■ **Extracted records**:
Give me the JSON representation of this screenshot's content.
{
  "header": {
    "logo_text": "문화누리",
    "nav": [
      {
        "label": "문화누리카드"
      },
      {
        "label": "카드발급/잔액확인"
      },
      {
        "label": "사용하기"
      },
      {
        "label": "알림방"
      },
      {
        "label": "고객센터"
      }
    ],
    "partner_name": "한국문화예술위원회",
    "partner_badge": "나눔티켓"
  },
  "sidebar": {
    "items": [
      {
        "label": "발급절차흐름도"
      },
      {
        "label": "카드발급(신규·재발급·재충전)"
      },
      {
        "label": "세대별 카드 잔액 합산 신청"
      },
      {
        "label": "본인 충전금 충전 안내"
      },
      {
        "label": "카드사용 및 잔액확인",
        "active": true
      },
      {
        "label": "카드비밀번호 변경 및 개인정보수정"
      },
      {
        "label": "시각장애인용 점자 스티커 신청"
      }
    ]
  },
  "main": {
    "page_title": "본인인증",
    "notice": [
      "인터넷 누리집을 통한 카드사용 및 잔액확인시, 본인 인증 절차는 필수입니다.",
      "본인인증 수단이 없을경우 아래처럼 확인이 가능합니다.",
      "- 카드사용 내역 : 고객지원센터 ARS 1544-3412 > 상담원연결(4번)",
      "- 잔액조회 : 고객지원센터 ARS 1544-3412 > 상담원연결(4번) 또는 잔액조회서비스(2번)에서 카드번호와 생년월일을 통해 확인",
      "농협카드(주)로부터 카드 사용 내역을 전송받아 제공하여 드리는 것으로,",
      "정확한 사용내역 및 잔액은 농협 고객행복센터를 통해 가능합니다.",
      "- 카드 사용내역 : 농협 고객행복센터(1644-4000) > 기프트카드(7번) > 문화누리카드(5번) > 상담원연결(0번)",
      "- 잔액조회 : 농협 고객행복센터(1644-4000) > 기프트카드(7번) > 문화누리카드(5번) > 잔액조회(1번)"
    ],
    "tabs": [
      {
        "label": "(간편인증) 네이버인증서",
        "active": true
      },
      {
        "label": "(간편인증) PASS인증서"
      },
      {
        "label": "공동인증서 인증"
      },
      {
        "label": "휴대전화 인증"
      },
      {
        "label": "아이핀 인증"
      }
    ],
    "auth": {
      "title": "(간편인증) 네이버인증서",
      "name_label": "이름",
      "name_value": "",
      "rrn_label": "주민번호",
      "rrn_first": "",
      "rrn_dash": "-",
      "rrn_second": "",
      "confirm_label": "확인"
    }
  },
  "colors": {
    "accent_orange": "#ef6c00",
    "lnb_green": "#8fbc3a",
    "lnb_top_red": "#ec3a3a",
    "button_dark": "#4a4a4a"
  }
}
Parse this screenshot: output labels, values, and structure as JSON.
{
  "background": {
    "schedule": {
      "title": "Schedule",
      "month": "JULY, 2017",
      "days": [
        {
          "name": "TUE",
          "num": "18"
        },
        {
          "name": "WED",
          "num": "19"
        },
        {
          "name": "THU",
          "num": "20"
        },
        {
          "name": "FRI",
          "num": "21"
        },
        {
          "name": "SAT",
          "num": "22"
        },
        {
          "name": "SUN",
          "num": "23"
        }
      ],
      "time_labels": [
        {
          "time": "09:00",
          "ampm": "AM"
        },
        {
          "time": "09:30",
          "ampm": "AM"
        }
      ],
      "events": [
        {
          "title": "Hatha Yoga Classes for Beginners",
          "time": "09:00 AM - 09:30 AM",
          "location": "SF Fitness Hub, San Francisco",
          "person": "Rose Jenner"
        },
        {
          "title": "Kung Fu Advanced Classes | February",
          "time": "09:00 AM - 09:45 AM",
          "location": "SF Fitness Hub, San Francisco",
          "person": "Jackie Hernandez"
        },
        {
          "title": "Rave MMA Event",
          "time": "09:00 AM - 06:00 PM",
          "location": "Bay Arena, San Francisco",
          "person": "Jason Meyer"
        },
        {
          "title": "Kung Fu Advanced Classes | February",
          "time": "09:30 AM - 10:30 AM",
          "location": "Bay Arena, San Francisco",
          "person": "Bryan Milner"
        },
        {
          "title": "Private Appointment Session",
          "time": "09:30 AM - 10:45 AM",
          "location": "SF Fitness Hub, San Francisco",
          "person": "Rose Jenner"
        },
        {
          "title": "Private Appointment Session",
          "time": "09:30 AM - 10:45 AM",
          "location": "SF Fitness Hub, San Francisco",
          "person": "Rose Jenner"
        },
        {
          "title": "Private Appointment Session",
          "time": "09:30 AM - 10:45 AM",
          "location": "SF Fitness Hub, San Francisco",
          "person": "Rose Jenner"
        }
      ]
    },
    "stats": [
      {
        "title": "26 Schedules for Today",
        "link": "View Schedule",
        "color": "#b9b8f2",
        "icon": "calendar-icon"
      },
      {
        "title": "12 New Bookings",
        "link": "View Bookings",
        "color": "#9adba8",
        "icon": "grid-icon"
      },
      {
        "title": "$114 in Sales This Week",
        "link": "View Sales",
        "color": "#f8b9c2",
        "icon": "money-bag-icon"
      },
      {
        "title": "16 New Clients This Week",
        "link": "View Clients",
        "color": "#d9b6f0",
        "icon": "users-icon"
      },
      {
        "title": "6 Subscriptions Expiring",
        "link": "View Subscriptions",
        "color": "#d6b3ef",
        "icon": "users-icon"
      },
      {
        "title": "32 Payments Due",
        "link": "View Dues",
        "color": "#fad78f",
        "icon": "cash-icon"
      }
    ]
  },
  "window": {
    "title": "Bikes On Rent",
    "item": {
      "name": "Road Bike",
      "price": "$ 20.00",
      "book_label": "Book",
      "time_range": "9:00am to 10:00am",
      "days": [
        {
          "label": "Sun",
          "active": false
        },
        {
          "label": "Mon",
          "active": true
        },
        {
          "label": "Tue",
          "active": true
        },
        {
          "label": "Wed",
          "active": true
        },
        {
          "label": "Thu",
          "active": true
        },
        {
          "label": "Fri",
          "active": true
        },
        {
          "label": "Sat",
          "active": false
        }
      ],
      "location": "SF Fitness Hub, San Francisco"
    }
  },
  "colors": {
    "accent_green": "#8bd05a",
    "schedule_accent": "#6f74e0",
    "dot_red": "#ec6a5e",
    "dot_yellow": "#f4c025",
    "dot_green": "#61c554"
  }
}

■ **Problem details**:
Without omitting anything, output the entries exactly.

■ **Solution below**:
Give me the JSON representation of this screenshot's content.
{
  "header": {
    "logo_text": "문화누리",
    "nav": [
      {
        "label": "문화누리카드"
      },
      {
        "label": "카드발급/잔액확인"
      },
      {
        "label": "사용하기"
      },
      {
        "label": "알림방"
      },
      {
        "label": "고객센터"
      }
    ],
    "partner_name": "한국문화예술위원회",
    "partner_badge": "나눔티켓"
  },
  "sidebar": {
    "items": [
      {
        "label": "발급절차흐름도"
      },
      {
        "label": "카드발급(신규·재발급·재충전)"
      },
      {
        "label": "세대별 카드 잔액 합산 신청"
      },
      {
        "label": "본인 충전금 충전 안내"
      },
      {
        "label": "카드사용 및 잔액확인",
        "active": true
      },
      {
        "label": "카드비밀번호 변경 및 개인정보수정"
      },
      {
        "label": "시각장애인용 점자 스티커 신청"
      }
    ]
  },
  "main": {
    "page_title": "본인인증",
    "notice": [
      "인터넷 누리집을 통한 카드사용 및 잔액확인시, 본인 인증 절차는 필수입니다.",
      "본인인증 수단이 없을경우 아래처럼 확인이 가능합니다.",
      "- 카드사용 내역 : 고객지원센터 ARS 1544-3412 > 상담원연결(4번)",
      "- 잔액조회 : 고객지원센터 ARS 1544-3412 > 상담원연결(4번) 또는 잔액조회서비스(2번)에서 카드번호와 생년월일을 통해 확인",
      "농협카드(주)로부터 카드 사용 내역을 전송받아 제공하여 드리는 것으로,",
      "정확한 사용내역 및 잔액은 농협 고객행복센터를 통해 가능합니다.",
      "- 카드 사용내역 : 농협 고객행복센터(1644-4000) > 기프트카드(7번) > 문화누리카드(5번) > 상담원연결(0번)",
      "- 잔액조회 : 농협 고객행복센터(1644-4000) > 기프트카드(7번) > 문화누리카드(5번) > 잔액조회(1번)"
    ],
    "tabs": [
      {
        "label": "(간편인증) 네이버인증서",
        "active": true
      },
      {
        "label": "(간편인증) PASS인증서"
      },
      {
        "label": "공동인증서 인증"
      },
      {
        "label": "휴대전화 인증"
      },
      {
        "label": "아이핀 인증"
      }
    ],
    "auth": {
      "title": "(간편인증) 네이버인증서",
      "name_label": "이름",
      "name_value": "",
      "rrn_label": "주민번호",
      "rrn_first": "",
      "rrn_dash": "-",
      "rrn_second": "",
      "confirm_label": "확인"
    }
  },
  "colors": {
    "accent_orange": "#ef6c00",
    "lnb_green": "#8fbc3a",
    "lnb_top_red": "#ec3a3a",
    "button_dark": "#4a4a4a"
  }
}
Parse this screenshot: output labels, values, and structure as JSON.
{
  "background": {
    "schedule": {
      "title": "Schedule",
      "month": "JULY, 2017",
      "days": [
        {
          "name": "TUE",
          "num": "18"
        },
        {
          "name": "WED",
          "num": "19"
        },
        {
          "name": "THU",
          "num": "20"
        },
        {
          "name": "FRI",
          "num": "21"
        },
        {
          "name": "SAT",
          "num": "22"
        },
        {
          "name": "SUN",
          "num": "23"
        }
      ],
      "time_labels": [
        {
          "time": "09:00",
          "ampm": "AM"
        },
        {
          "time": "09:30",
          "ampm": "AM"
        }
      ],
      "events": [
        {
          "title": "Hatha Yoga Classes for Beginners",
          "time": "09:00 AM - 09:30 AM",
          "location": "SF Fitness Hub, San Francisco",
          "person": "Rose Jenner"
        },
        {
          "title": "Kung Fu Advanced Classes | February",
          "time": "09:00 AM - 09:45 AM",
          "location": "SF Fitness Hub, San Francisco",
          "person": "Jackie Hernandez"
        },
        {
          "title": "Rave MMA Event",
          "time": "09:00 AM - 06:00 PM",
          "location": "Bay Arena, San Francisco",
          "person": "Jason Meyer"
        },
        {
          "title": "Kung Fu Advanced Classes | February",
          "time": "09:30 AM - 10:30 AM",
          "location": "Bay Arena, San Francisco",
          "person": "Bryan Milner"
        },
        {
          "title": "Private Appointment Session",
          "time": "09:30 AM - 10:45 AM",
          "location": "SF Fitness Hub, San Francisco",
          "person": "Rose Jenner"
        },
        {
          "title": "Private Appointment Session",
          "time": "09:30 AM - 10:45 AM",
          "location": "SF Fitness Hub, San Francisco",
          "person": "Rose Jenner"
        },
        {
          "title": "Private Appointment Session",
          "time": "09:30 AM - 10:45 AM",
          "location": "SF Fitness Hub, San Francisco",
          "person": "Rose Jenner"
        }
      ]
    },
    "stats": [
      {
        "title": "26 Schedules for Today",
        "link": "View Schedule",
        "color": "#b9b8f2",
        "icon": "calendar-icon"
      },
      {
        "title": "12 New Bookings",
        "link": "View Bookings",
        "color": "#9adba8",
        "icon": "grid-icon"
      },
      {
        "title": "$114 in Sales This Week",
        "link": "View Sales",
        "color": "#f8b9c2",
        "icon": "money-bag-icon"
      },
      {
        "title": "16 New Clients This Week",
        "link": "View Clients",
        "color": "#d9b6f0",
        "icon": "users-icon"
      },
      {
        "title": "6 Subscriptions Expiring",
        "link": "View Subscriptions",
        "color": "#d6b3ef",
        "icon": "users-icon"
      },
      {
        "title": "32 Payments Due",
        "link": "View Dues",
        "color": "#fad78f",
        "icon": "cash-icon"
      }
    ]
  },
  "window": {
    "title": "Bikes On Rent",
    "item": {
      "name": "Road Bike",
      "price": "$ 20.00",
      "book_label": "Book",
      "time_range": "9:00am to 10:00am",
      "days": [
        {
          "label": "Sun",
          "active": false
        },
        {
          "label": "Mon",
          "active": true
        },
        {
          "label": "Tue",
          "active": true
        },
        {
          "label": "Wed",
          "active": true
        },
        {
          "label": "Thu",
          "active": true
        },
        {
          "label": "Fri",
          "active": true
        },
        {
          "label": "Sat",
          "active": false
        }
      ],
      "location": "SF Fitness Hub, San Francisco"
    }
  },
  "colors": {
    "accent_green": "#8bd05a",
    "schedule_accent": "#6f74e0",
    "dot_red": "#ec6a5e",
    "dot_yellow": "#f4c025",
    "dot_green": "#61c554"
  }
}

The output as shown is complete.